Last week, a lady on Sixth Street in Marietta was looking for Christmas decorations in her grandfather's attic when she happened to stumble upon a beautiful hand-painted wall plaque.
The plaque depicted an island surrounded by beautiful Florida palm trees and signed with the initials K V H, along with roman numerals, which I was able to identify as being painted by Katherine Van Horne in 1915.
Van Horne joined the decorating staff at Rookwood Pottery in Cincinnati in 1907, and worked there up until her death in 1918.
The 95-year-old Rookwood Pottery wall plaque, in its original frame, valued at $6,000 to $6,500, will soon go up on the Cincinnati auction block with the newly revived Rookwood Pottery Auctions.
Question: I found in my basement, what appears to be, a glass paperweight. Can you tell me anything about it? - D.L., Marietta.

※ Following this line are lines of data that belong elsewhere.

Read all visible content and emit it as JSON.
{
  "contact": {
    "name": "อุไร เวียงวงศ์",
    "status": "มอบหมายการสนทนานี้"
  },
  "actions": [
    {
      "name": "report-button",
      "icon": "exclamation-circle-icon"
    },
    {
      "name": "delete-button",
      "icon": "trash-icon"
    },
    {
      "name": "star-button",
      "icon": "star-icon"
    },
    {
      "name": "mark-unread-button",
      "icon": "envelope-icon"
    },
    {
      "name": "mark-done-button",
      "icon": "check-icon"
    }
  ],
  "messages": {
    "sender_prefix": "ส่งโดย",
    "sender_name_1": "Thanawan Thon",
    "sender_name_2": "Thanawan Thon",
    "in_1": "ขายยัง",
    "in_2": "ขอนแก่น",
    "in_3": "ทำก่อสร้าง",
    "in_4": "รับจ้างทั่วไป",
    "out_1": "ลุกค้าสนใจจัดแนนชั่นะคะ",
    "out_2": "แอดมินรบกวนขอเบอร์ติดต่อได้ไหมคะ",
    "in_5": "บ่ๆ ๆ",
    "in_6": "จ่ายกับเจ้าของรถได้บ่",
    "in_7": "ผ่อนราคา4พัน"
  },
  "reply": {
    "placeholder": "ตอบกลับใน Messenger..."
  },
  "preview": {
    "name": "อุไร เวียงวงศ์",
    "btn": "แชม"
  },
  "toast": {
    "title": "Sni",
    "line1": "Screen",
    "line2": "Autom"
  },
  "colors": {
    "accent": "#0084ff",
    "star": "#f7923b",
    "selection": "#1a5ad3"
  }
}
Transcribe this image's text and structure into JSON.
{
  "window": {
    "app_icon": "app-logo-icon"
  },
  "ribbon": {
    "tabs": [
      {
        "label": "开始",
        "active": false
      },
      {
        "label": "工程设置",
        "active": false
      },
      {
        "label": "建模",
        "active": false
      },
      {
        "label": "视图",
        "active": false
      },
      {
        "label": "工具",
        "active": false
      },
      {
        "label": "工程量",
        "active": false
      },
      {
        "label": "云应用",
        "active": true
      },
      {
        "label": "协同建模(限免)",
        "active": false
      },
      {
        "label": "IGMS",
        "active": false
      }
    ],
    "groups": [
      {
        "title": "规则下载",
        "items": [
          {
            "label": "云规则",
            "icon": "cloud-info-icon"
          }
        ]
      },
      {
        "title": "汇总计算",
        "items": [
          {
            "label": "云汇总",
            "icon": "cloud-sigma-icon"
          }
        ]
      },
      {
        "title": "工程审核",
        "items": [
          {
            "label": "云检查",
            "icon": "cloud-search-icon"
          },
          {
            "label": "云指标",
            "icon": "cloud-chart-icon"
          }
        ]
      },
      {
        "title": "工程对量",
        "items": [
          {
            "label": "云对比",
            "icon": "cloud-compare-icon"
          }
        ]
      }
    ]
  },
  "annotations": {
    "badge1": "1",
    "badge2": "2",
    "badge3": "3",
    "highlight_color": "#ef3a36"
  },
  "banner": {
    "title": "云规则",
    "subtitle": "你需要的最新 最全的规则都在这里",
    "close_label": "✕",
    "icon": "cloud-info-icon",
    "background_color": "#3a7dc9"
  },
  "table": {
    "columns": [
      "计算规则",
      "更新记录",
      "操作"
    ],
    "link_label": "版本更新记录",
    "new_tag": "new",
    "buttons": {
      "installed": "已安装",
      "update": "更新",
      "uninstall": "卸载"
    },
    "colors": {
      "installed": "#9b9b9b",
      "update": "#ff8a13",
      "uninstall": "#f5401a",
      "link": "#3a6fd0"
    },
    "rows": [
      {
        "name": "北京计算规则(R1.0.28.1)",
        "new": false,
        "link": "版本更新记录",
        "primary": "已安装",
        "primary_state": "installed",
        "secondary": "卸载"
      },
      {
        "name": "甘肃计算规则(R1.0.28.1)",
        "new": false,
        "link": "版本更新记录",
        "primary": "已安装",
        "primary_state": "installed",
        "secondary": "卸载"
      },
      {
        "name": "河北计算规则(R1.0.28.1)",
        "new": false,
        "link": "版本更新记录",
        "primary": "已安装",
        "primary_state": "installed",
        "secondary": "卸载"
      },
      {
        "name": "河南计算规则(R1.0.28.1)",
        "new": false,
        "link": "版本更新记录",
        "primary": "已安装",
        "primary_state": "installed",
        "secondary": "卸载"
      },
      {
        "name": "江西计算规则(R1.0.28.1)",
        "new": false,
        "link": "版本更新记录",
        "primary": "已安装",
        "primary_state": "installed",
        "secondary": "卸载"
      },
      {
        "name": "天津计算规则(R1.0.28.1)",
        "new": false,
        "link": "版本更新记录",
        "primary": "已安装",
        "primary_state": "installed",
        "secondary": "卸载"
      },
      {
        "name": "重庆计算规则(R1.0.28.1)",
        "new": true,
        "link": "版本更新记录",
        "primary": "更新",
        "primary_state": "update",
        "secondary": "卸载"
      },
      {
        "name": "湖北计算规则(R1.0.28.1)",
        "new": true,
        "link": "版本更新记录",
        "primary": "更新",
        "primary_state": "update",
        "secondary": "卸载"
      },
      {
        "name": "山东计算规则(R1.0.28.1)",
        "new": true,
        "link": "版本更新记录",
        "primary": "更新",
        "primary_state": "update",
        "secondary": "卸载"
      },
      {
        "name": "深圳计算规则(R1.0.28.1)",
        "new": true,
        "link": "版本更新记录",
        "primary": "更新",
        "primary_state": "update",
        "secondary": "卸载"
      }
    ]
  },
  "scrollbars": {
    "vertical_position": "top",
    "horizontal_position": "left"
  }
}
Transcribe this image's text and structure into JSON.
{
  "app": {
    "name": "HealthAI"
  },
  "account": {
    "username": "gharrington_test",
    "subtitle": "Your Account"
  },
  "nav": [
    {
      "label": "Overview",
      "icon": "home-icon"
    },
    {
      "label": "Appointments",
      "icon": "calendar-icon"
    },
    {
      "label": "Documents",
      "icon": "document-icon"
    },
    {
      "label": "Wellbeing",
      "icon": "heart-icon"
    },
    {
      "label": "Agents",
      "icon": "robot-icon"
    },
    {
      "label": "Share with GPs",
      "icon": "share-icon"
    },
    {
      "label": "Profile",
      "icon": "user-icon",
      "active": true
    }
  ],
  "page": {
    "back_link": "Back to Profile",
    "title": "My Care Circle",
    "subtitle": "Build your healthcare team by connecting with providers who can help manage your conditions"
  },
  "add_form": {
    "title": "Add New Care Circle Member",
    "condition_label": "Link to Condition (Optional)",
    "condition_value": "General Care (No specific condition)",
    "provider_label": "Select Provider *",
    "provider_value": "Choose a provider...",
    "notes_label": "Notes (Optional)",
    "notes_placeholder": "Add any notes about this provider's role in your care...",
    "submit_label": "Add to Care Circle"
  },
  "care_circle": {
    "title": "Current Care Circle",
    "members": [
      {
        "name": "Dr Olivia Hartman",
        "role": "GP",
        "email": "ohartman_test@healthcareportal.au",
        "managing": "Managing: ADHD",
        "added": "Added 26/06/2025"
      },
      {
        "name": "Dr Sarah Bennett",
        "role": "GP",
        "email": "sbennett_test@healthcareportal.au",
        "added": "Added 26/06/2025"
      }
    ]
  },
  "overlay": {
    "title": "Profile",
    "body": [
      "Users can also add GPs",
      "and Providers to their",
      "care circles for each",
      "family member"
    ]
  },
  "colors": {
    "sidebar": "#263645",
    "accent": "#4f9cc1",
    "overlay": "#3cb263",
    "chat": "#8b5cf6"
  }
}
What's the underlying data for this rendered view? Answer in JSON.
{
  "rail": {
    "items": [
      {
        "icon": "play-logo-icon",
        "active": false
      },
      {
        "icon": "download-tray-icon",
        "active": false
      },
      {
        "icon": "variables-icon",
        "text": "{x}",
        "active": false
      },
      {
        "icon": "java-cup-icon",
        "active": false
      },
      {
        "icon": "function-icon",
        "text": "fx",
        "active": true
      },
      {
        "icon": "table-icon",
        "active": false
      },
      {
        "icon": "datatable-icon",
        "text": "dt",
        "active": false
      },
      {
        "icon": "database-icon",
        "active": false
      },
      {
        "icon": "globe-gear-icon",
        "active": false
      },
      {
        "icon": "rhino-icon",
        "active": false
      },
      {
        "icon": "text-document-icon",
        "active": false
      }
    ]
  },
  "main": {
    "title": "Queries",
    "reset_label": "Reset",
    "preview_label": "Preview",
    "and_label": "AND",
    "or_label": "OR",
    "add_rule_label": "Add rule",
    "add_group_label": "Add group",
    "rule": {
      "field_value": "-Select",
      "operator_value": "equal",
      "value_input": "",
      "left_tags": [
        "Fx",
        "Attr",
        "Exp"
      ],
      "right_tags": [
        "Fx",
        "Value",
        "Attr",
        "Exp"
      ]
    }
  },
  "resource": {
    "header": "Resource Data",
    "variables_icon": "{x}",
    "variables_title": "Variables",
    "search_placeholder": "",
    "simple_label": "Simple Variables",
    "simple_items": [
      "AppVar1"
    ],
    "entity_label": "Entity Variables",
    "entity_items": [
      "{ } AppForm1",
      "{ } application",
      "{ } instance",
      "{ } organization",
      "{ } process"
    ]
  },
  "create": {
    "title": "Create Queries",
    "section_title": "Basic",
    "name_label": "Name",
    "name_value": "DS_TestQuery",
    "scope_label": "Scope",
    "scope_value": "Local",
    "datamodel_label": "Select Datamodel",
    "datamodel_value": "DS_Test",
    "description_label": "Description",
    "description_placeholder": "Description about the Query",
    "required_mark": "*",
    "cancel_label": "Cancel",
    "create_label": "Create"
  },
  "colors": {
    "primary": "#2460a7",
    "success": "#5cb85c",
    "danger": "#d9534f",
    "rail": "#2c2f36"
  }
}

Answer: Your paperweight showing the capitol building in Charleston, W.Va., was made by the Libbey Glass Company of Toledo for the 1893 World's Fair. Your paperweight is worth $25 to $30 to a collector.
Q: Can you tell me anything about my "Popeye" cookie jar that was made by American Bisque in Williamstown? I took it to a local antique shop and was told it worth very little. - C.J., Reno, Ohio.
A: What you have is a 9-inch bust replica of "Popeye" that would sell for $65 on an online auction site. The original 12-inch "Popeye" in full body was recently sold at Hake's Americana Auctions in York, Penn., for $345.
In 1995, this same jar sold at auction for $775. Many of these cookie jars today have declined in value.
Q: I read an article you wrote several years ago telling of a woman in Ohio who purchased Barbie dolls for many years at Wal-Mart and sold them at auction to put her children through college. Can you send me a copy of that column you wrote? - H. D., Marietta.
A: I would have to dig through hundreds of columns to do that.
In 1959, when the first Barbie doll came out, had we known that it would be worth $10,000 or more today new, still in the box, we would have bought the entire stock at Woolworth's.
When the dolls first came out, sales were slow. Then suddenly, every kid in the entire country was crying for one. Today, they still are right here at Christmas time.
Collectors today will pay big bucks for certain dolls to add to their collection.
Larry Koon is the author of several price guide books on antiques and collectibles. His column appears every Monday on Life. Send letters to Treasure in the Attic, c/o The Marietta Times, 700 Channel Lane, Marietta 45750; or e-mail him at email@example.com. When writing, send a complete description of the item, along with size, color, any markings on the item along with condition the item is in, and how the item was obtained, and any other information. If possible, send a photograph. Letters will be answered through this column.